**WORK INSTRUCTION**.
Would you restate each line of the data below word for word, without its pictures?

**SUPPLIED RECORDS**.
────────────────────────────────────────

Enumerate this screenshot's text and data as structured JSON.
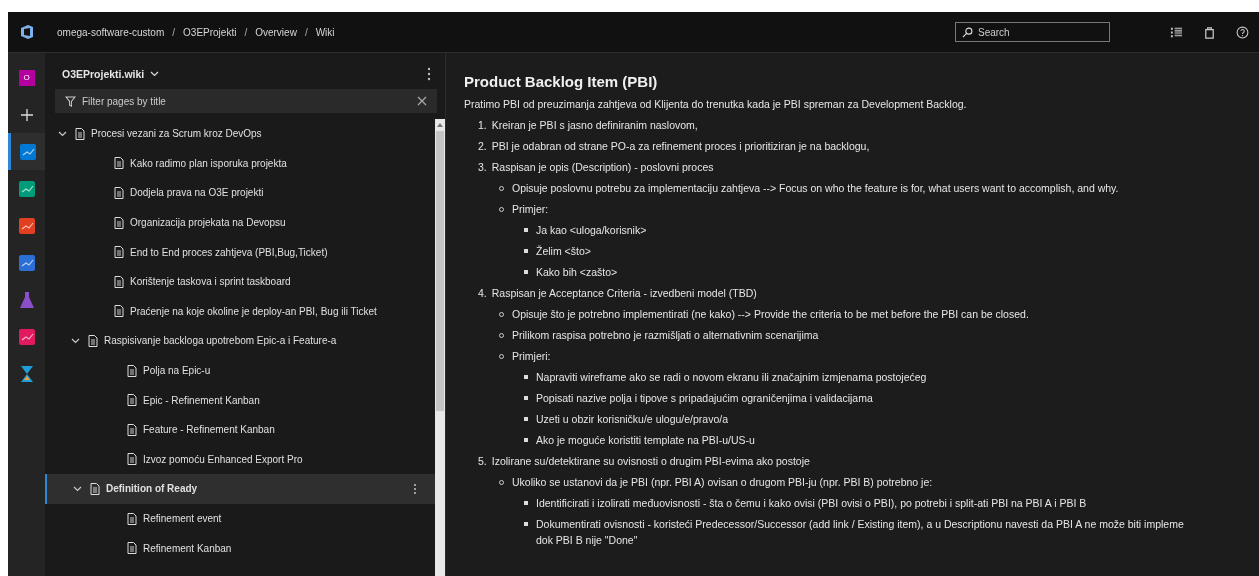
{
  "topbar": {
    "breadcrumb": [
      "omega-software-custom",
      "O3EProjekti",
      "Overview",
      "Wiki"
    ],
    "breadcrumb_separator": "/",
    "search": {
      "placeholder": "Search"
    }
  },
  "rail": [
    {
      "kind": "org",
      "label": "O",
      "selected": false
    },
    {
      "kind": "plus",
      "selected": false
    },
    {
      "kind": "overview",
      "selected": true
    },
    {
      "kind": "boards",
      "selected": false
    },
    {
      "kind": "repos",
      "selected": false
    },
    {
      "kind": "pipelines",
      "selected": false
    },
    {
      "kind": "testplans",
      "selected": false
    },
    {
      "kind": "artifacts",
      "selected": false
    },
    {
      "kind": "hourglass",
      "selected": false
    }
  ],
  "sidebar": {
    "wiki_name": "O3EProjekti.wiki",
    "filter": {
      "placeholder": "Filter pages by title"
    },
    "tree": [
      {
        "label": "Procesi vezani za Scrum kroz DevOps",
        "expanded": true,
        "selected": false,
        "children": [
          {
            "label": "Kako radimo plan isporuka projekta",
            "selected": false
          },
          {
            "label": "Dodjela prava na O3E projekti",
            "selected": false
          },
          {
            "label": "Organizacija projekata na Devopsu",
            "selected": false
          },
          {
            "label": "End to End proces zahtjeva (PBI,Bug,Ticket)",
            "selected": false
          },
          {
            "label": "Korištenje taskova i sprint taskboard",
            "selected": false
          },
          {
            "label": "Praćenje na koje okoline je deploy-an PBI, Bug ili Ticket",
            "selected": false
          },
          {
            "label": "Raspisivanje backloga upotrebom Epic-a i Feature-a",
            "expanded": true,
            "selected": false,
            "children": [
              {
                "label": "Polja na Epic-u",
                "selected": false
              },
              {
                "label": "Epic - Refinement Kanban",
                "selected": false
              },
              {
                "label": "Feature - Refinement Kanban",
                "selected": false
              },
              {
                "label": "Izvoz pomoću Enhanced Export Pro",
                "selected": false
              }
            ]
          },
          {
            "label": "Definition of Ready",
            "expanded": true,
            "selected": true,
            "children": [
              {
                "label": "Refinement event",
                "selected": false
              },
              {
                "label": "Refinement Kanban",
                "selected": false
              }
            ]
          }
        ]
      }
    ]
  },
  "page": {
    "title": "Product Backlog Item (PBI)",
    "intro": "Pratimo PBI od preuzimanja zahtjeva od Klijenta do trenutka kada je PBI spreman za Development Backlog.",
    "items": [
      {
        "number": "1.",
        "lines": [
          "Kreiran je PBI s jasno definiranim naslovom,"
        ]
      },
      {
        "number": "2.",
        "lines": [
          "PBI je odabran od strane PO-a za refinement proces i prioritiziran je na backlogu,"
        ]
      },
      {
        "number": "3.",
        "lines": [
          "Raspisan je opis (Description) - poslovni proces"
        ],
        "children": [
          {
            "lines": [
              "Opisuje poslovnu potrebu za implementaciju zahtjeva --> Focus on who the feature is for, what users want to accomplish, and why."
            ]
          },
          {
            "lines": [
              "Primjer:"
            ],
            "children": [
              {
                "lines": [
                  "Ja kao <uloga/korisnik>"
                ]
              },
              {
                "lines": [
                  "Želim <što>"
                ]
              },
              {
                "lines": [
                  "Kako bih <zašto>"
                ]
              }
            ]
          }
        ]
      },
      {
        "number": "4.",
        "lines": [
          "Raspisan je Acceptance Criteria - izvedbeni model (TBD)"
        ],
        "children": [
          {
            "lines": [
              "Opisuje što je potrebno implementirati (ne kako) --> Provide the criteria to be met before the PBI can be closed."
            ]
          },
          {
            "lines": [
              "Prilikom raspisa potrebno je razmišljati o alternativnim scenarijima"
            ]
          },
          {
            "lines": [
              "Primjeri:"
            ],
            "children": [
              {
                "lines": [
                  "Napraviti wireframe ako se radi o novom ekranu ili značajnim izmjenama postojećeg"
                ]
              },
              {
                "lines": [
                  "Popisati nazive polja i tipove s pripadajućim ograničenjima i validacijama"
                ]
              },
              {
                "lines": [
                  "Uzeti u obzir korisničku/e ulogu/e/pravo/a"
                ]
              },
              {
                "lines": [
                  "Ako je moguće koristiti template na PBI-u/US-u"
                ]
              }
            ]
          }
        ]
      },
      {
        "number": "5.",
        "lines": [
          "Izolirane su/detektirane su ovisnosti o drugim PBI-evima ako postoje"
        ],
        "children": [
          {
            "lines": [
              "Ukoliko se ustanovi da je PBI (npr. PBI A) ovisan o drugom PBI-ju (npr. PBI B) potrebno je:"
            ],
            "children": [
              {
                "lines": [
                  "Identificirati i izolirati međuovisnosti - šta o čemu i kako ovisi (PBI ovisi o PBI), po potrebi i split-ati PBI na PBI A i PBI B"
                ]
              },
              {
                "lines": [
                  "Dokumentirati ovisnosti - koristeći Predecessor/Successor (add link / Existing item), a u Descriptionu navesti da PBI A ne može biti impleme",
                  "dok PBI B nije \"Done\""
                ]
              }
            ]
          }
        ]
      }
    ]
  }
}
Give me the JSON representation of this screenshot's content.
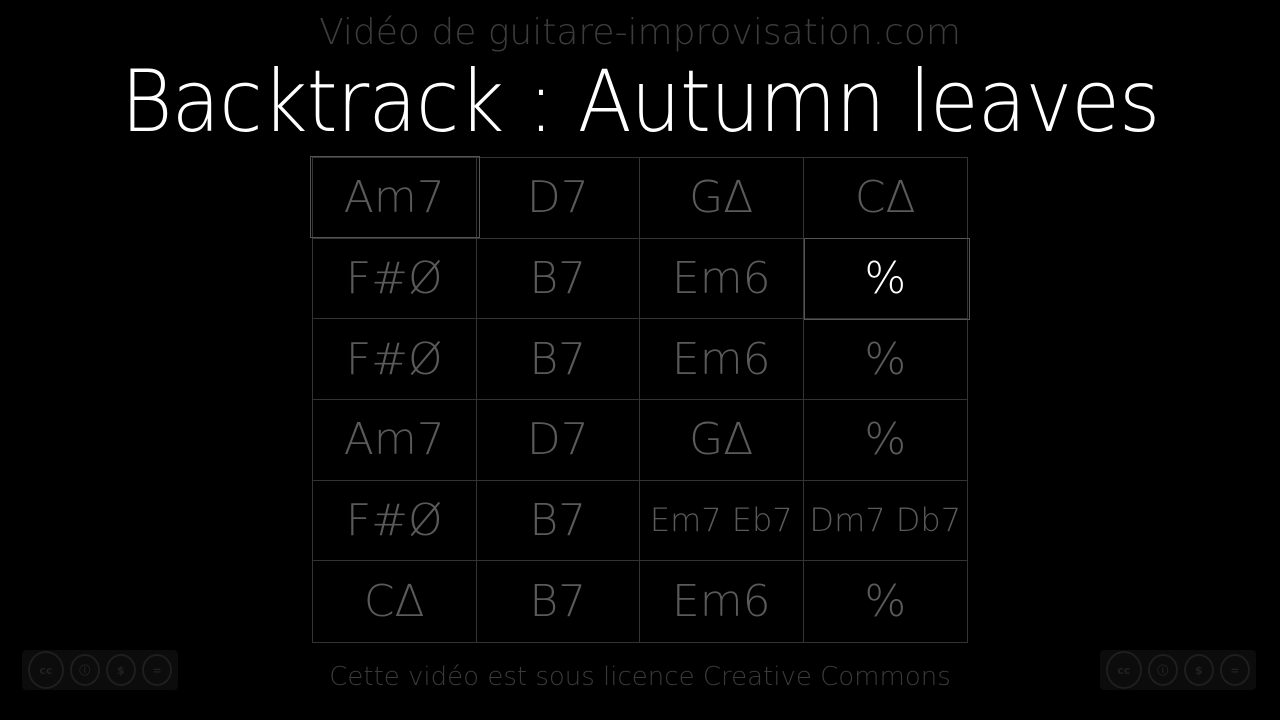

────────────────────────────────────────

**TASK SOLUTION**.
Enumerate this screenshot's text and data as structured JSON.
{
  "topbar": {
    "breadcrumb": [
      "omega-software-custom",
      "O3EProjekti",
      "Overview",
      "Wiki"
    ],
    "breadcrumb_separator": "/",
    "search": {
      "placeholder": "Search"
    }
  },
  "rail": [
    {
      "kind": "org",
      "label": "O",
      "selected": false
    },
    {
      "kind": "plus",
      "selected": false
    },
    {
      "kind": "overview",
      "selected": true
    },
    {
      "kind": "boards",
      "selected": false
    },
    {
      "kind": "repos",
      "selected": false
    },
    {
      "kind": "pipelines",
      "selected": false
    },
    {
      "kind": "testplans",
      "selected": false
    },
    {
      "kind": "artifacts",
      "selected": false
    },
    {
      "kind": "hourglass",
      "selected": false
    }
  ],
  "sidebar": {
    "wiki_name": "O3EProjekti.wiki",
    "filter": {
      "placeholder": "Filter pages by title"
    },
    "tree": [
      {
        "label": "Procesi vezani za Scrum kroz DevOps",
        "expanded": true,
        "selected": false,
        "children": [
          {
            "label": "Kako radimo plan isporuka projekta",
            "selected": false
          },
          {
            "label": "Dodjela prava na O3E projekti",
            "selected": false
          },
          {
            "label": "Organizacija projekata na Devopsu",
            "selected": false
          },
          {
            "label": "End to End proces zahtjeva (PBI,Bug,Ticket)",
            "selected": false
          },
          {
            "label": "Korištenje taskova i sprint taskboard",
            "selected": false
          },
          {
            "label": "Praćenje na koje okoline je deploy-an PBI, Bug ili Ticket",
            "selected": false
          },
          {
            "label": "Raspisivanje backloga upotrebom Epic-a i Feature-a",
            "expanded": true,
            "selected": false,
            "children": [
              {
                "label": "Polja na Epic-u",
                "selected": false
              },
              {
                "label": "Epic - Refinement Kanban",
                "selected": false
              },
              {
                "label": "Feature - Refinement Kanban",
                "selected": false
              },
              {
                "label": "Izvoz pomoću Enhanced Export Pro",
                "selected": false
              }
            ]
          },
          {
            "label": "Definition of Ready",
            "expanded": true,
            "selected": true,
            "children": [
              {
                "label": "Refinement event",
                "selected": false
              },
              {
                "label": "Refinement Kanban",
                "selected": false
              }
            ]
          }
        ]
      }
    ]
  },
  "page": {
    "title": "Product Backlog Item (PBI)",
    "intro": "Pratimo PBI od preuzimanja zahtjeva od Klijenta do trenutka kada je PBI spreman za Development Backlog.",
    "items": [
      {
        "number": "1.",
        "lines": [
          "Kreiran je PBI s jasno definiranim naslovom,"
        ]
      },
      {
        "number": "2.",
        "lines": [
          "PBI je odabran od strane PO-a za refinement proces i prioritiziran je na backlogu,"
        ]
      },
      {
        "number": "3.",
        "lines": [
          "Raspisan je opis (Description) - poslovni proces"
        ],
        "children": [
          {
            "lines": [
              "Opisuje poslovnu potrebu za implementaciju zahtjeva --> Focus on who the feature is for, what users want to accomplish, and why."
            ]
          },
          {
            "lines": [
              "Primjer:"
            ],
            "children": [
              {
                "lines": [
                  "Ja kao <uloga/korisnik>"
                ]
              },
              {
                "lines": [
                  "Želim <što>"
                ]
              },
              {
                "lines": [
                  "Kako bih <zašto>"
                ]
              }
            ]
          }
        ]
      },
      {
        "number": "4.",
        "lines": [
          "Raspisan je Acceptance Criteria - izvedbeni model (TBD)"
        ],
        "children": [
          {
            "lines": [
              "Opisuje što je potrebno implementirati (ne kako) --> Provide the criteria to be met before the PBI can be closed."
            ]
          },
          {
            "lines": [
              "Prilikom raspisa potrebno je razmišljati o alternativnim scenarijima"
            ]
          },
          {
            "lines": [
              "Primjeri:"
            ],
            "children": [
              {
                "lines": [
                  "Napraviti wireframe ako se radi o novom ekranu ili značajnim izmjenama postojećeg"
                ]
              },
              {
                "lines": [
                  "Popisati nazive polja i tipove s pripadajućim ograničenjima i validacijama"
                ]
              },
              {
                "lines": [
                  "Uzeti u obzir korisničku/e ulogu/e/pravo/a"
                ]
              },
              {
                "lines": [
                  "Ako je moguće koristiti template na PBI-u/US-u"
                ]
              }
            ]
          }
        ]
      },
      {
        "number": "5.",
        "lines": [
          "Izolirane su/detektirane su ovisnosti o drugim PBI-evima ako postoje"
        ],
        "children": [
          {
            "lines": [
              "Ukoliko se ustanovi da je PBI (npr. PBI A) ovisan o drugom PBI-ju (npr. PBI B) potrebno je:"
            ],
            "children": [
              {
                "lines": [
                  "Identificirati i izolirati međuovisnosti - šta o čemu i kako ovisi (PBI ovisi o PBI), po potrebi i split-ati PBI na PBI A i PBI B"
                ]
              },
              {
                "lines": [
                  "Dokumentirati ovisnosti - koristeći Predecessor/Successor (add link / Existing item), a u Descriptionu navesti da PBI A ne može biti impleme",
                  "dok PBI B nije \"Done\""
                ]
              }
            ]
          }
        ]
      }
    ]
  }
}
Give me the JSON representation of this screenshot's content.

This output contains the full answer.